Yellowware pottery is favored by collectors who like the simple look of country charm. Such molded pottery or earthenware pieces were produced in shades of yellow, from sunshine or egg-yolk bright to a pale, creamy buff with a shiny, clear overglaze that intensified the color. Some pieces were solid yellow, while others had embossed patterns or raised designs. Most desired by collectors, and thus most expensive, are pieces with blue, brown or green "sponge-decorated" or "sponged on" seaweed designs.
Yellowware was produced in the United States, England and some other countries. Only a few pieces were marked with company names that identify the place of manufacture. American-made yellowware usually has a plain look, and the pottery seems thicker than pieces made in other countries.
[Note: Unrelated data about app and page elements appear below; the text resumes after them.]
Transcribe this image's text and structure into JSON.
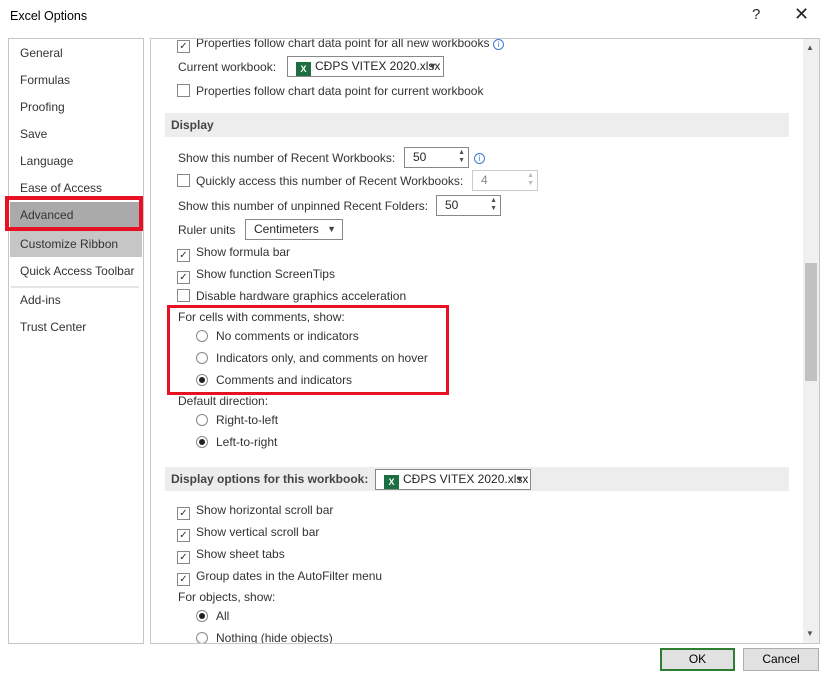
{
  "window": {
    "title": "Excel Options",
    "help": "?",
    "close": "✕"
  },
  "nav": [
    "General",
    "Formulas",
    "Proofing",
    "Save",
    "Language",
    "Ease of Access",
    "Advanced",
    "Customize Ribbon",
    "Quick Access Toolbar",
    "Add-ins",
    "Trust Center"
  ],
  "chart": {
    "prop_all": "Properties follow chart data point for all new workbooks",
    "current_wb_label": "Current workbook:",
    "current_wb": "CĐPS VITEX 2020.xlsx",
    "prop_current": "Properties follow chart data point for current workbook"
  },
  "display": {
    "header": "Display",
    "recent_wb_label": "Show this number of Recent Workbooks:",
    "recent_wb": "50",
    "quick_label": "Quickly access this number of Recent Workbooks:",
    "quick": "4",
    "folders_label": "Show this number of unpinned Recent Folders:",
    "folders": "50",
    "ruler_label": "Ruler units",
    "ruler": "Centimeters",
    "formula_bar": "Show formula bar",
    "screentips": "Show function ScreenTips",
    "hw_accel": "Disable hardware graphics acceleration",
    "comments_label": "For cells with comments, show:",
    "c1": "No comments or indicators",
    "c2": "Indicators only, and comments on hover",
    "c3": "Comments and indicators",
    "dir_label": "Default direction:",
    "rtl": "Right-to-left",
    "ltr": "Left-to-right"
  },
  "wb": {
    "header": "Display options for this workbook:",
    "file": "CĐPS VITEX 2020.xlsx",
    "hscroll": "Show horizontal scroll bar",
    "vscroll": "Show vertical scroll bar",
    "tabs": "Show sheet tabs",
    "group": "Group dates in the AutoFilter menu",
    "objects_label": "For objects, show:",
    "all": "All",
    "nothing": "Nothing (hide objects)"
  },
  "buttons": {
    "ok": "OK",
    "cancel": "Cancel"
  }
}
Yellowware produced as early as the first third of the 19th century and as late as the 1920s and '30s was made in a variety of utilitarian pieces. Some pieces are always in demand, so they have a much higher value. The value depends on the piece, its age, condition and rarity. Among the rare pieces are cow-shaped creamers, heart-decorated pie plates, which can sell for more than $150 (other yellowware pie plates were unadorned); salt boxes; Toby snuff jars; spittle cups, once used by "fashionable" ladies who sniffed snuff; and rolling pins, unadorned, chunky types, 3 1/2 by 3 inches, with plain wooden handles or a turned "clothespin" design.
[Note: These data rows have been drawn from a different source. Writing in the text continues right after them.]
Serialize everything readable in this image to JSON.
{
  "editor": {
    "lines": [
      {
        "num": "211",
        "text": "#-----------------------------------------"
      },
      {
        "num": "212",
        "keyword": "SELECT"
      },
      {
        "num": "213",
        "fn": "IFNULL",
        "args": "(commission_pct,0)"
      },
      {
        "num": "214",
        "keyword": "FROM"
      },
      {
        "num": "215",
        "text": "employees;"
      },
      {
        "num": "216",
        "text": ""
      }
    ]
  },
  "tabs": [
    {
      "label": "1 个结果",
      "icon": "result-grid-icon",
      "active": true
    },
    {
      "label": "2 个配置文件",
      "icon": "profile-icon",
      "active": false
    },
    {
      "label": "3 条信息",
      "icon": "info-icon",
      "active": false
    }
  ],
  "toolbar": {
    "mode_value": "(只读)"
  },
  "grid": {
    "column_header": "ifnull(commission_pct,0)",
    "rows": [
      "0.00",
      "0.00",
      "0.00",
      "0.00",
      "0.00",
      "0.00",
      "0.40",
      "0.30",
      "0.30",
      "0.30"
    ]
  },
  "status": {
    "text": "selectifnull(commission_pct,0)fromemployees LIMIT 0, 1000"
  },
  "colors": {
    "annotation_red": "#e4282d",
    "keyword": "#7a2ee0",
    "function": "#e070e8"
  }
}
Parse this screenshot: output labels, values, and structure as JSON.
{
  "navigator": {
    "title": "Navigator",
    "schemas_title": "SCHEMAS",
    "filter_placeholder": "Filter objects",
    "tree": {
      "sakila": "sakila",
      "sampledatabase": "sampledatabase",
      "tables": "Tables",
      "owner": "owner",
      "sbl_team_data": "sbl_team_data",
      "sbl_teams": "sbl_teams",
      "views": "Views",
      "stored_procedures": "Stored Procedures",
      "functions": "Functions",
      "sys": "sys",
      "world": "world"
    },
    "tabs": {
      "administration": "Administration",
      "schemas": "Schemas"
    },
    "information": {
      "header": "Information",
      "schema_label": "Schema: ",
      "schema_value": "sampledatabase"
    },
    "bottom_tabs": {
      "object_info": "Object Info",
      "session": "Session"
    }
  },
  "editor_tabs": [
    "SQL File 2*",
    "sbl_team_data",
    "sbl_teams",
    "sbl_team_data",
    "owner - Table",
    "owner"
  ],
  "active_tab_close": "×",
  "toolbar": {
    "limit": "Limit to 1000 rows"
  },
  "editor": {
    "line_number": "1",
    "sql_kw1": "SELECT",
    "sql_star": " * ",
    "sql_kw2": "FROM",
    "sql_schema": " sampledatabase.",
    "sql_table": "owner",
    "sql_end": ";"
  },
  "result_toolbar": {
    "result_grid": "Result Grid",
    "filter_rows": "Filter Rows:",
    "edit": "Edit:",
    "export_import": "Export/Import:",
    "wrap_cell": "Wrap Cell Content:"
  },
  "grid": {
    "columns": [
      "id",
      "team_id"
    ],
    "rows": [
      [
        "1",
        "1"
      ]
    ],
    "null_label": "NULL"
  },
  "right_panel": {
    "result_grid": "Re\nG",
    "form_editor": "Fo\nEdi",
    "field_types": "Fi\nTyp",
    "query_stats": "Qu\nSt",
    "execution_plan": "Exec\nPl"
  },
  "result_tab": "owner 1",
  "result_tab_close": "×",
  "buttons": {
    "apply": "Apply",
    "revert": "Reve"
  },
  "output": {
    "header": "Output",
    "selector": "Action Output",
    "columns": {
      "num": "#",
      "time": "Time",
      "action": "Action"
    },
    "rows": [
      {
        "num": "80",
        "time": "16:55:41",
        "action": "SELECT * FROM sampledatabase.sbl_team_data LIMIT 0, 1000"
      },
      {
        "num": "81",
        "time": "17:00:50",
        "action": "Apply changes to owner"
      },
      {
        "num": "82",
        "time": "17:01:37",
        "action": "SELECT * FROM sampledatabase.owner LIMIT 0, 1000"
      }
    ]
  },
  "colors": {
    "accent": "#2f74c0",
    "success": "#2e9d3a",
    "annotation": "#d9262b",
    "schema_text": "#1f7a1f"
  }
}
Other rare pieces include coffee pots (some with a lighthouse shape are worth big bucks), spittoons (some were octagonal, with a Victorian-Gothic look), pickle jars, mugs, soap boxes, doorstops, colanders, and pitchers in various shapes and sizes (one five feet tall was a trade sign for Woodward, Balkely, and Co., Pottery, East Liverpool, Ohio). Also popular are charming miniatures -- chamber pots, jugs and molds.